Northwest NEWS

November 18, 2002

Local News

Town-Gown Loop ties community together

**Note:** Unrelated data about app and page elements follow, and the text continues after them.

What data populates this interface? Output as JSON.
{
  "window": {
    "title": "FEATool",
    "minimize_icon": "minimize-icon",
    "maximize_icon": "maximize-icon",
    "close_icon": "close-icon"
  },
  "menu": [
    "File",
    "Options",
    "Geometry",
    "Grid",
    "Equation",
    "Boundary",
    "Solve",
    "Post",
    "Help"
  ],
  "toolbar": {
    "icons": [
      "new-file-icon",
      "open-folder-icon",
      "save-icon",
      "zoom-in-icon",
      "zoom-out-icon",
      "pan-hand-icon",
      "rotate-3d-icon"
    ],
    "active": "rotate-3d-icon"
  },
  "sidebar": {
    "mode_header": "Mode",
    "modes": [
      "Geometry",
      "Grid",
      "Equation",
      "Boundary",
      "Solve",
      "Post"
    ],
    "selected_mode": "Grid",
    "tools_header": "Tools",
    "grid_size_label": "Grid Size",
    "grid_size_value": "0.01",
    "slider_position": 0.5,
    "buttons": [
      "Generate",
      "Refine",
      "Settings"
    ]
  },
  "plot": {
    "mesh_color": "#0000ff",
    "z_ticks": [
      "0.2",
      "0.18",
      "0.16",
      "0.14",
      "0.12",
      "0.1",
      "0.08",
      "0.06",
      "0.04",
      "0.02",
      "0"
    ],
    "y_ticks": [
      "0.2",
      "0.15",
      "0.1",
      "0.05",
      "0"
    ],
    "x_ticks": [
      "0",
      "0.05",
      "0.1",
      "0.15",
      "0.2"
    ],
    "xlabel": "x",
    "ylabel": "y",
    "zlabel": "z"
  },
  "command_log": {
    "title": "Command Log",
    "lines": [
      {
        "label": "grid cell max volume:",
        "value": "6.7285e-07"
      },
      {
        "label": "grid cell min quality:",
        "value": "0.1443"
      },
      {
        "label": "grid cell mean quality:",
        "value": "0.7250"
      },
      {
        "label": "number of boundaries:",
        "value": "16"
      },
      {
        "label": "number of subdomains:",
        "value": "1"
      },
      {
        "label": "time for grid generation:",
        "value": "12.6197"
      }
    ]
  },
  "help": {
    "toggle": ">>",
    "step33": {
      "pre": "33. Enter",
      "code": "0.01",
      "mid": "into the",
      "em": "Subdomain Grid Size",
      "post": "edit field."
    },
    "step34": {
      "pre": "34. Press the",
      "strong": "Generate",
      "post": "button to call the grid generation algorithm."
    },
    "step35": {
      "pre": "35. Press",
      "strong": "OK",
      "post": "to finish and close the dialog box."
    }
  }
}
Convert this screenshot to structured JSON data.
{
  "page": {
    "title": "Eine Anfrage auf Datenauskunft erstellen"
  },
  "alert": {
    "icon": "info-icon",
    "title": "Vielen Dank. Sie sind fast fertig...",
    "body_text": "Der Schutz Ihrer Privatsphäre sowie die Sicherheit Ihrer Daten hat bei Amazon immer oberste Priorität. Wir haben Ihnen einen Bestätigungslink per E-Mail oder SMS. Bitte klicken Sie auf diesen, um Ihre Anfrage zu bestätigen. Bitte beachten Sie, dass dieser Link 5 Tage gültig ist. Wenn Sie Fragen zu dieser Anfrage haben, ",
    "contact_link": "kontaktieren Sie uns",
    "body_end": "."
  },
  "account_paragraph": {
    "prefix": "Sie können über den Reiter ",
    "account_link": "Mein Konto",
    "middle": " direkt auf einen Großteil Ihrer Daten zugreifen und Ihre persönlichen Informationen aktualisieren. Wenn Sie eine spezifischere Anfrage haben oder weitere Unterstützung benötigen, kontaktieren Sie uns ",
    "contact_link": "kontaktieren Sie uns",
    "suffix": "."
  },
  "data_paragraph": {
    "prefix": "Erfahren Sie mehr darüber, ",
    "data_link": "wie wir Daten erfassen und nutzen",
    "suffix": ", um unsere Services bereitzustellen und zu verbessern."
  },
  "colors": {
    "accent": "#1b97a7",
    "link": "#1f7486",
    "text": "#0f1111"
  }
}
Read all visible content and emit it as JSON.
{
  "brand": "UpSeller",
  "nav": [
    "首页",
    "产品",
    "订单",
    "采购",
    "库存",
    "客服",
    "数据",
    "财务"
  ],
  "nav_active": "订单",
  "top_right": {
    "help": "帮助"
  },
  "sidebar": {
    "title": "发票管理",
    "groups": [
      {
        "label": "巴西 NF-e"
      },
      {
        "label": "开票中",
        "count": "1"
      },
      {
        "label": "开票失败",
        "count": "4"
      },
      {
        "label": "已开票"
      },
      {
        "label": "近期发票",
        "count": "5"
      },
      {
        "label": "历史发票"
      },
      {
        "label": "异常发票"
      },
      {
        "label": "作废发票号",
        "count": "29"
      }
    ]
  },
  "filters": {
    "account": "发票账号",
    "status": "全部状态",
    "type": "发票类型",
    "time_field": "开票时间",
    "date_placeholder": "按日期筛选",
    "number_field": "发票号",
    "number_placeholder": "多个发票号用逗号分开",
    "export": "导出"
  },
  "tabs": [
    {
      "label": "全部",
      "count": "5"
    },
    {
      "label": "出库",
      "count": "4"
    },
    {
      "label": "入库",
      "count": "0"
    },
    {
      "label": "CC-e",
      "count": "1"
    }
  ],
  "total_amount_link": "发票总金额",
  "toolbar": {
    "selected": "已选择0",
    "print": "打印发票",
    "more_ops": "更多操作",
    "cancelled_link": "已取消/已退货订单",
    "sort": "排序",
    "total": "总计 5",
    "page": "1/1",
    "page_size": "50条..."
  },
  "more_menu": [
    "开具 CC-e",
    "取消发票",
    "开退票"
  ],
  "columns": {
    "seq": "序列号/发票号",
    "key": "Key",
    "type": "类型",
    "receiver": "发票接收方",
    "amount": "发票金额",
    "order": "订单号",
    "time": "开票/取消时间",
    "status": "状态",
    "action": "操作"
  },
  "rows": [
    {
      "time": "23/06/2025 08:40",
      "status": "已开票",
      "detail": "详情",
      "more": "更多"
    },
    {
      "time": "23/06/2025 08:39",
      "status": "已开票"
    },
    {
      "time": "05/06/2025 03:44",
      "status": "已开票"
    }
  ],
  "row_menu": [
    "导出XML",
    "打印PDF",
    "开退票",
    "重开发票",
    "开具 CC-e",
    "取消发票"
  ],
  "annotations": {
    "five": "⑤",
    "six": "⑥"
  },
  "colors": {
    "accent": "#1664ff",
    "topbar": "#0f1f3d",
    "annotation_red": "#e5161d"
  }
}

BOTHELL - City of Bothell Mayor Bob Bandarra, UW Bothell's Chancellor Warren Buck and President of Cascadia Community College, Dr. Victoria Mu–oz Richart, recently took part in the unveiling of a public arts project at the University of Washington Bothell/Cascadia Community College (UWB/CCC) campus. The project was funded by the Lodging/Tourism Tax.
   "The Town-Gown Loop celebrates the partnership of the City, University of Washington-Bothell, and Cascadia Community College," said Community Development Director Bill Wiselogle. "We hope that it entices students, faculty and staff to enjoy the attractions of downtown and conversely, local residents to explore the beautiful campus." After two years of planning and coordination, Wiselogle anticipates the benefits the project has for Bothell citizens and local businesses. "The Loop is intended to be informative and entertaining," he explains, "And it's a sneaky way to get people to exercise."
   The Loop is about two miles long and runs from the UWB/CCC Campus to downtown Bothell and curves at the western end of the Sammamish River waterfront. The trail involves twenty locations including the Downtown Fire station, Bothell City Hall/Police Station, Northshore School District Ricketts Building, Bothell Regional Library, Park at Bothell Landing, Bothell Cemetery and the UWB/CCC campus. A granite and basalt boulder is placed at each location bearing two bronze plaques - a standard marker for the Loop, and a plaque unique to each boulder, describing an historical event or geographical fact concerning Bothell.
   The standard plaque highlights the Bothell High School mascot cougar in a top hat, representing the City of Bothell, and the fact plaques illustrate an owl in a mortar board, representing UWB/CCC. The characters were drawn by local artist Robin James, who runs Artistree Gallery in Country Village. Text and overall design are the brainchild of Wiselogle.
   There were a number of people and organizations involved in the Loops' fruition. Staff from the City of Bothell Public Works Department helped select boulder locations, painted directional stencils to assist pedestrians in navigation of the path, and improved two sections of sidewalk included in the Loop. The plaques were cast by Advance Marking Systems of Seattle, and boulders were purchased from and placed by Alpine Rockery of Woodinville. Insets for the plaques were ground by Alexander's Stone Art of Kenmore, and directional stencils were fabricated by Zumar Industries of Tacoma.
   As part of the dedication, Bandarra talked about the historic background and purpose of the Loop, and Buck and Richart spoke briefly about the partnership between the city and the local institutions.
   For additional information, call 486-8152 or via email at